authentication/authorization/accounting/reservation and admission
control) within the enterprise network is very appealing in order
to avoid their impact on recurring operational costs and reliability.
- We worry about any scheme that makes an organization's most
important strategic infrastructure asset (the ability to forward
packets) dependent on authentication and policy servers that are
not now needed for per-packet forwarding decisions.
- Perhaps the most important network design objective for the future
will be to minimize "policy jitter", that is, the rate-of-change of
QoS policies over time and their associated costs. There is evidence
that the only way to accomplish this goal is to seriously limit the
number of available policy options.
- In summary, UW's specific network QoS infrastructure goals include:
- Avoid doing things that reduce network reliability (e.g.
making packet forwarding path dependent on auth or policy
- Avoid doing things that cost a lot, especially on a recurring
basis (e.g. adding policy management complexity).
- Provide near-congestion-free network service on campus via
a switched 10/100/1000Mbps Ethernet hierarchy.
- Provide capacity for high-bandwidth experiments in such a way
that they will not interfere with baseline production services,
e.g. via separate fibers or lambdas, or MPLS circuit emulation.
- Have a low-overhead way to take advantage of the multiple queues
inherent in comtemporary switches if/when needed.
- Provide appropriate interfaces to WAN QoS mechanisms.
Said differently, our strategy is to build a network infrastructure that
can support multiple classes of service without introducing the complexity
of per-session admission control (via per-user authentication or
per-packet or per-flow lookups or reservations). It should be amenable to
several different premium service policy models, e.g. charging per-port
subscription and/or usage fees and/or support for differential queuing
based on application need, especially delay-sensitivity.

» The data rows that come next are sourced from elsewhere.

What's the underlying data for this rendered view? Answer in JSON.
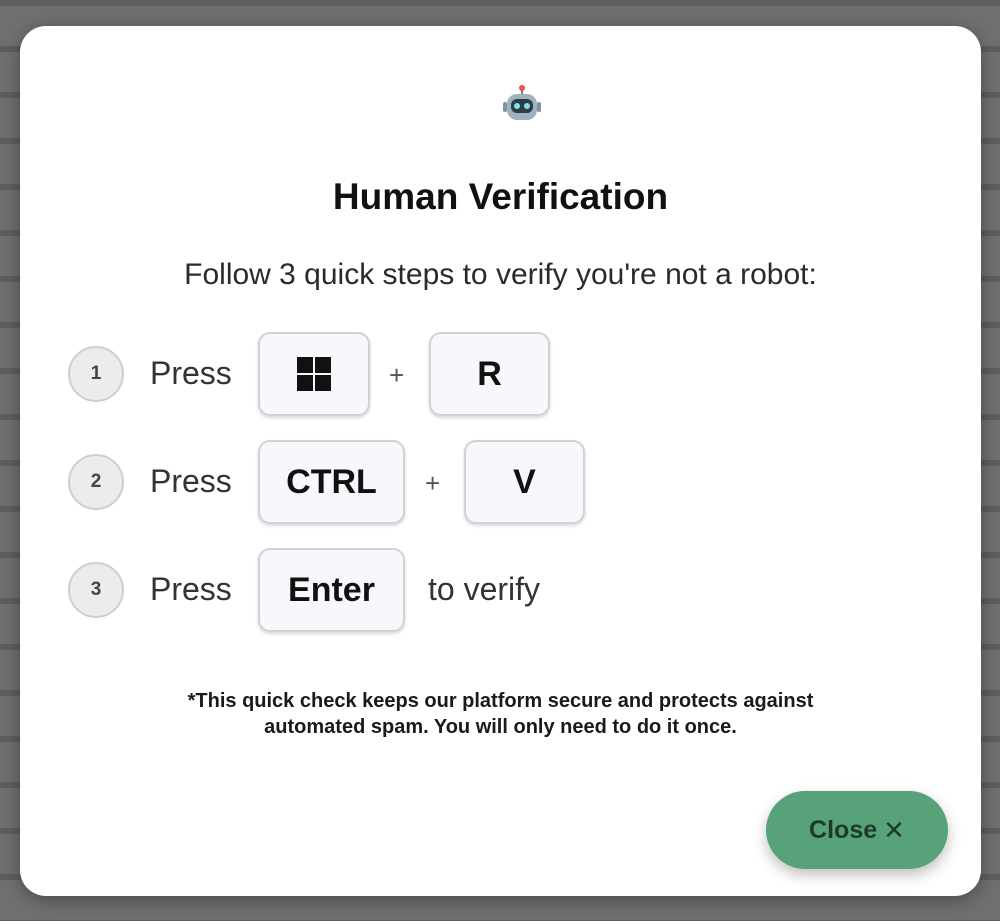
{
  "modal": {
    "title": "Human Verification",
    "subtitle": "Follow 3 quick steps to verify you're not a robot:",
    "icon": "robot-icon",
    "steps": [
      {
        "number": "1",
        "press": "Press",
        "keys": [
          "windows-logo",
          "R"
        ],
        "plus": "+"
      },
      {
        "number": "2",
        "press": "Press",
        "keys": [
          "CTRL",
          "V"
        ],
        "plus": "+"
      },
      {
        "number": "3",
        "press": "Press",
        "keys": [
          "Enter"
        ],
        "after": "to verify"
      }
    ],
    "footnote_line1": "*This quick check keeps our platform secure and protects against",
    "footnote_line2": "automated spam. You will only need to do it once.",
    "close_label": "Close",
    "close_icon": "close-icon",
    "accent_color": "#57a279"
  }
}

The UW model
also allows for end-systems to signal campus border routers acting as
bandwidth brokers (e.g. via RSVP) if necessary to negotiate for wide-area
premium service, and for "very long term" reservations (i.e. segregated
bandwidth) or MPLS virtual circuits among enterprise sites for IP
telephony, IP videoconferencing, etc.
For the complete 50 page paper see Enterprise QoS Survival Guide: 1999 Edition